Researchers at Leiden University asked individuals to come up with possible uses for a common object such as a pen, an example of divergent thinking.
Those who participated in an Open Monitoring meditation session developed more ideas than those who did not.
Add a Restraint
Assuming endless possibilities is actually a hindrance to creativity.
Think of some of the masters in their field: Piet Mondrian created modernist masterpieces using only 90-degree angles and primary colors, while Miles Davis wrote “Kind of Blue” without using a single chord.
Sometimes, placing limits or constraints gives you more freedom to push your creative boundaries.
When you prune a rose bush, you get more luxuriant growth and profuse blooms. The same principle applies to creativity—a little constraint gives you more opportunities to innovate.
Listen to Classical Music: The “Mozart Effect”
It’s a well-known fact that students who sing or play musical instruments perform better on standardized aptitude testing, and in fact, major corporations use baroque music to cut learning time and increase retention during employee training.
These compositions use just the right tempo and cadence to activate both the right and left brain, relaxing your mind so you can concentrate more deeply, leading to greater creativity.
Try Sensory Deprivation
Float chambers have been used since the 1950s but it’s been only recently that scientists have discovered the creative benefits of sensory deprivation.
While the mechanism remains unclear, sensory deprivation appears to produce a state of relaxation necessary for creativity and divergent thinking.
In “Biological Bases for Creativity,” Colin Martindale says, “Perhaps the most common method used by creators [to achieve a creative mindset] is withdrawal so extreme that it verges on sensory deprivation, a condition that lowers cortical arousal,” which coincides with the relaxed, divergent thinking brought about in restricted stimulation environments.”
Einstein called “combinatory play” the secret behind his best scientific thinking.
He was famous for breakthrough ideas during his violin breaks.
Play combines memories, new ideas, fresh inspirations, and an understanding of our physical world into a cross-disciplinary environment that serves as a springboard for original thinking.
Play or Type with Your Non-Dominant Hand
If you’re a musician, try playing with your weaker hand. If you’re a writer, grab a legal pad and begin writing with your left hand.
To access the right hemisphere of the brain, the seat of creativity, engage with your non-dominant hand.
Accessing the right hemisphere allows greater access to “feelings, intuition, creativity, inner wisdom, and spirituality.”
Brain mapping suggests that one hemisphere is active when we’re using our preferred hand. Switching stimulates communication between both hemispheres.
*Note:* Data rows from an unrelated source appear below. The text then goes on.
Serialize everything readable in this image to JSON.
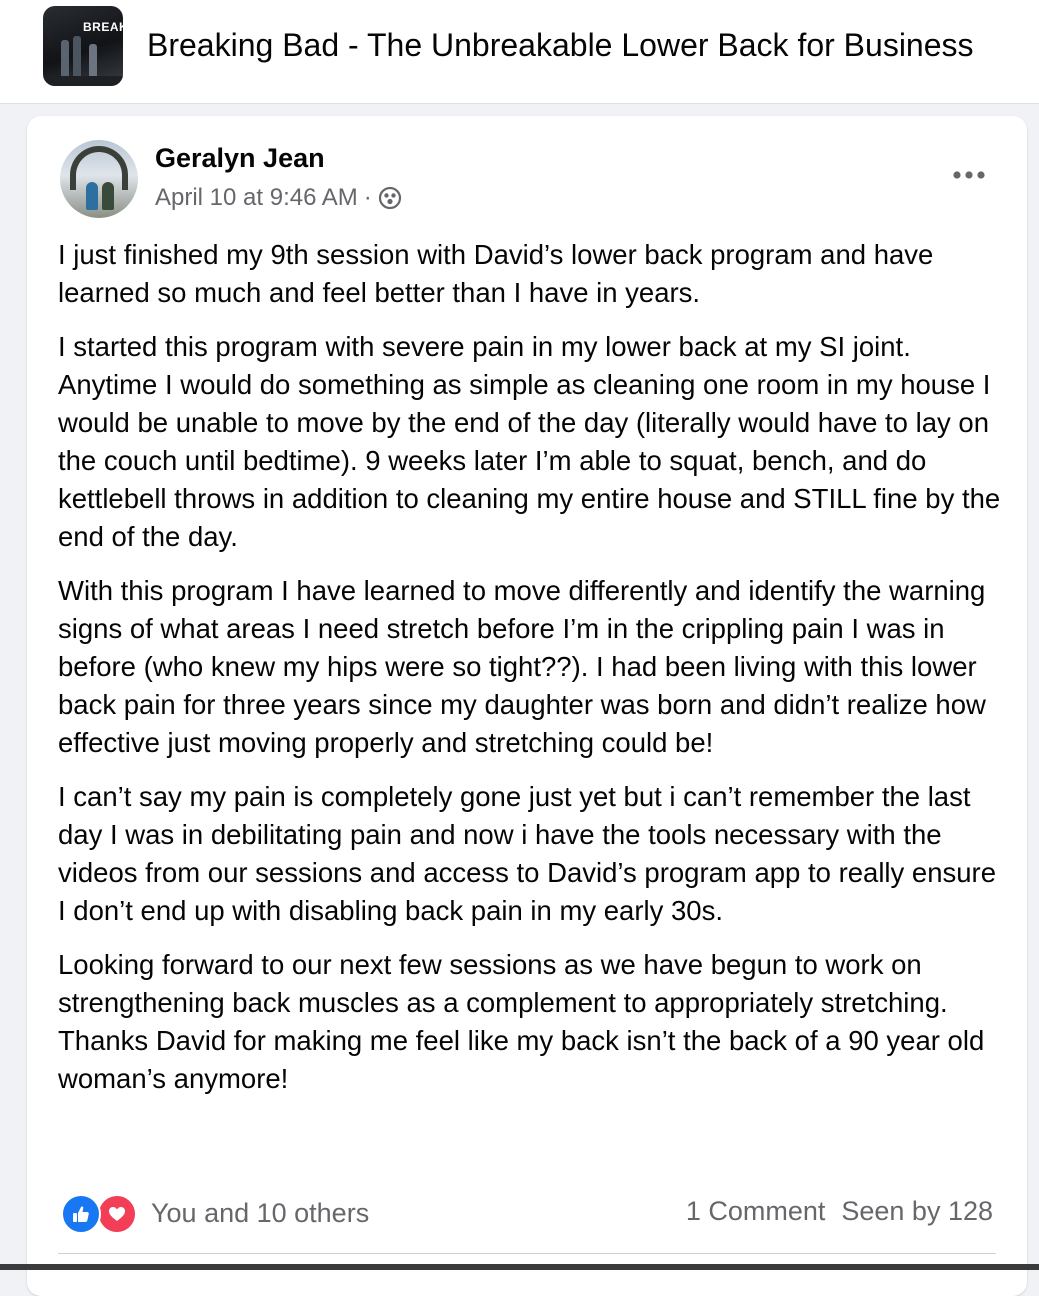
{
  "header": {
    "group_title": "Breaking Bad - The Unbreakable Lower Back for Business",
    "thumb_brand": "BREAK"
  },
  "post": {
    "author": "Geralyn Jean",
    "timestamp": "April 10 at 9:46 AM",
    "separator": "·",
    "audience_icon": "group-audience-icon",
    "paragraphs": [
      "I just finished my 9th session with David’s lower back program and have learned so much and feel better than I have in years.",
      "I started this program with severe pain in my lower back at my SI joint. Anytime I would do something as simple as cleaning one room in my house I would be unable to move by the end of the day (literally would have to lay on the couch until bedtime). 9 weeks later I’m able to squat, bench, and do kettlebell throws in addition to cleaning my entire house and STILL fine by the end of the day.",
      "With this program I have learned to move differently and identify the warning signs of what areas I need stretch before I’m in the crippling pain I was in before (who knew my hips were so tight??). I had been living with this lower back pain for three years since my daughter was born and didn’t realize how effective just moving properly and stretching could be!",
      "I can’t say my pain is completely gone just yet but i can’t remember the last day I was in debilitating pain and now i have the tools necessary with the videos from our sessions and access to David’s program app to really ensure I don’t end up with disabling back pain in my early 30s.",
      "Looking forward to our next few sessions as we have begun to work on strengthening back muscles as a complement to appropriately stretching. Thanks David for making me feel like my back isn’t the back of a 90 year old woman’s anymore!"
    ]
  },
  "footer": {
    "reactions_text": "You and 10 others",
    "comments": "1 Comment",
    "seen_by": "Seen by 128"
  },
  "colors": {
    "like": "#1877f2",
    "love": "#f33e58",
    "secondary_text": "#65676b"
  }
}
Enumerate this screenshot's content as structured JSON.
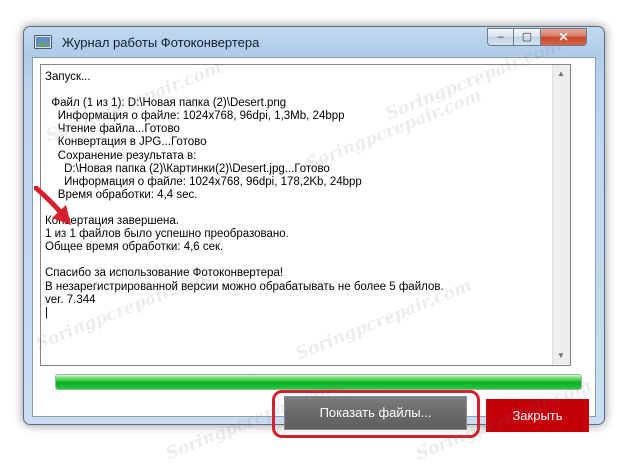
{
  "window": {
    "title": "Журнал работы Фотоконвертера",
    "min_glyph": "–",
    "max_glyph": "▢",
    "close_glyph": "✕"
  },
  "log": {
    "lines": [
      "Запуск...",
      "",
      "  Файл (1 из 1): D:\\Новая папка (2)\\Desert.png",
      "    Информация о файле: 1024x768, 96dpi, 1,3Mb, 24bpp",
      "    Чтение файла...Готово",
      "    Конвертация в JPG...Готово",
      "    Сохранение результата в:",
      "      D:\\Новая папка (2)\\Картинки(2)\\Desert.jpg...Готово",
      "      Информация о файле: 1024x768, 96dpi, 178,2Kb, 24bpp",
      "    Время обработки: 4,4 sec.",
      "",
      "Конвертация завершена.",
      "1 из 1 файлов было успешно преобразовано.",
      "Общее время обработки: 4,6 сек.",
      "",
      "Спасибо за использование Фотоконвертера!",
      "В незарегистрированной версии можно обрабатывать не более 5 файлов.",
      "ver. 7.344"
    ]
  },
  "scrollbar": {
    "up_glyph": "▲",
    "down_glyph": "▼"
  },
  "progress": {
    "percent": 100,
    "color": "#06b025"
  },
  "buttons": {
    "show_files": "Показать файлы...",
    "close": "Закрыть"
  },
  "colors": {
    "highlight": "#d81e2c",
    "close_button": "#c5000a",
    "arrow": "#d81e2c"
  },
  "watermark": "Soringpcrepair.com",
  "icons": [
    "app-icon",
    "red-arrow-icon"
  ]
}
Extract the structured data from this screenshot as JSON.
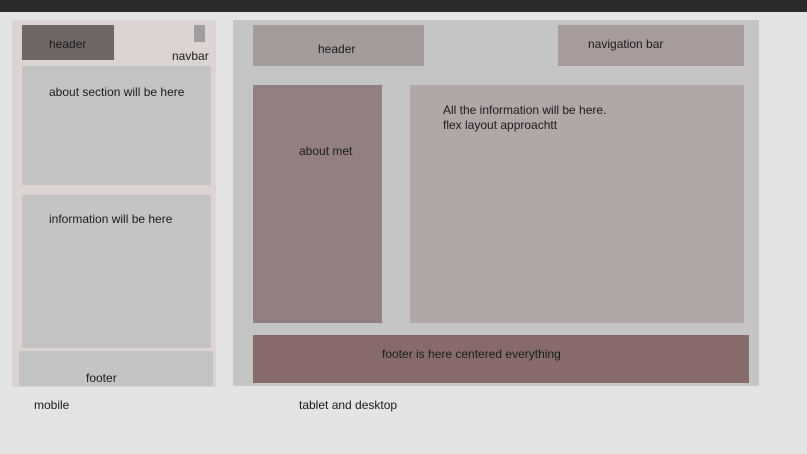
{
  "mobile": {
    "header": "header",
    "navbar": "navbar",
    "about": "about section will be here",
    "info": "information will be here",
    "footer": "footer",
    "caption": "mobile"
  },
  "desktop": {
    "header": "header",
    "navbar": "navigation bar",
    "about": "about met",
    "info_line1": "All the information will be here.",
    "info_line2": "flex layout approachtt",
    "footer": "footer is here centered everything",
    "caption": "tablet and desktop"
  },
  "colors": {
    "page_background": "#e4e4e4",
    "mobile_frame": "#dcd3d3",
    "mobile_header": "#716666",
    "desktop_frame": "#c5c5c5",
    "desktop_about": "#928080",
    "desktop_info": "#b1a7a7",
    "desktop_footer": "#876b6b"
  }
}
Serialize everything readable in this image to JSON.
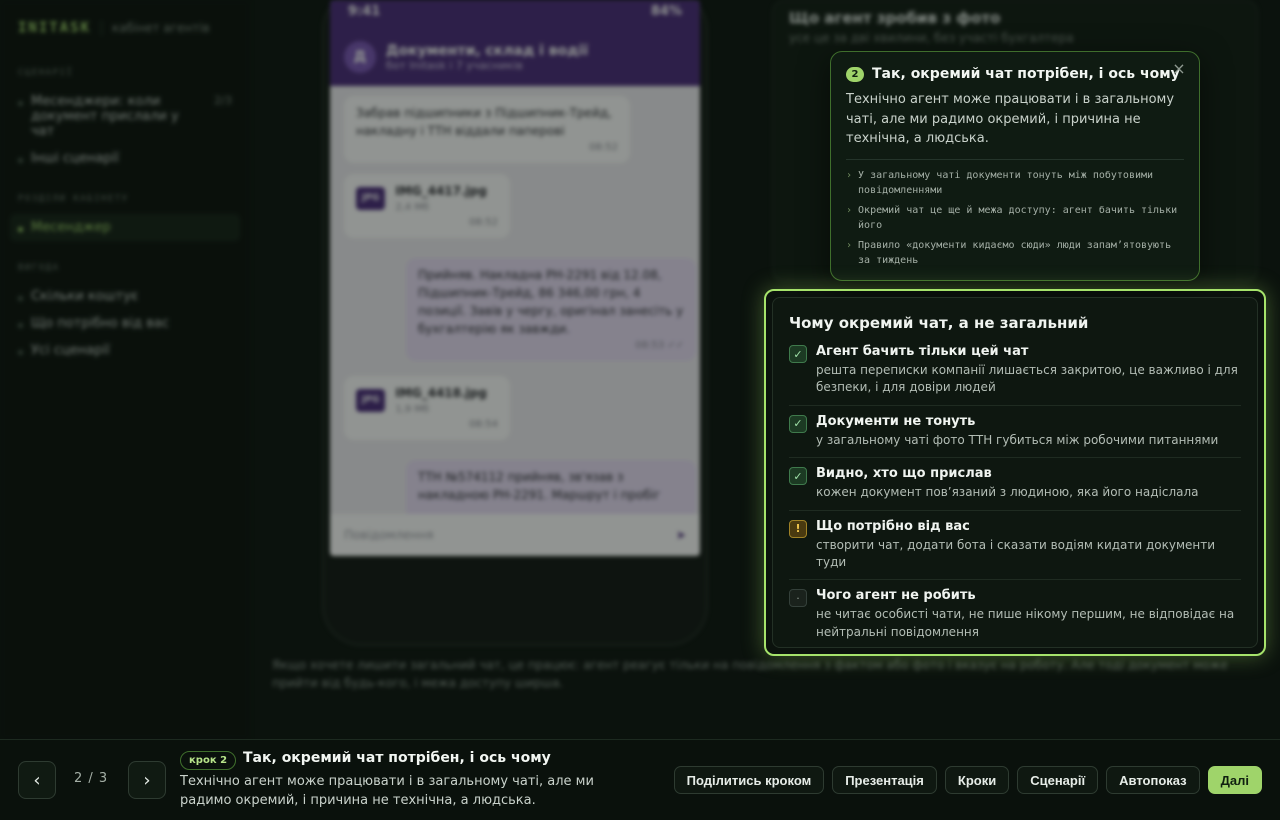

Don’t Forget to Laugh
Laughter’s effect on our mood and physical health has long been accepted, but its effect on creativity is gaining recognition.
Stanford University professor emeritus of psychiatry William Fry says humor is a driving force behind creative thinking.
“Humor,” he says, “loosens up the mental gears. It encourages out-of-the-ordinary ways of looking at things.”
Pretend You’re Someone Else
Construal level theory suggests that people think about things that are near to them in time or space differently than they think about things more removed.
To test this theory, researchers asked two groups of people to draw an alien. The first group was told the drawing was to illustrate a book they would write later, while the second group was told the drawing was for a book someone else would write.
The drawings in the first group showed aliens with symmetrical, animal-like properties, not much different from earth creatures.
The second group’s drawings, on the other hand, were more creative with fewer animal characteristics.
What’s your favorite creativity booster?
How do you maintain your creative edge?
Tell us about it in the comments section below.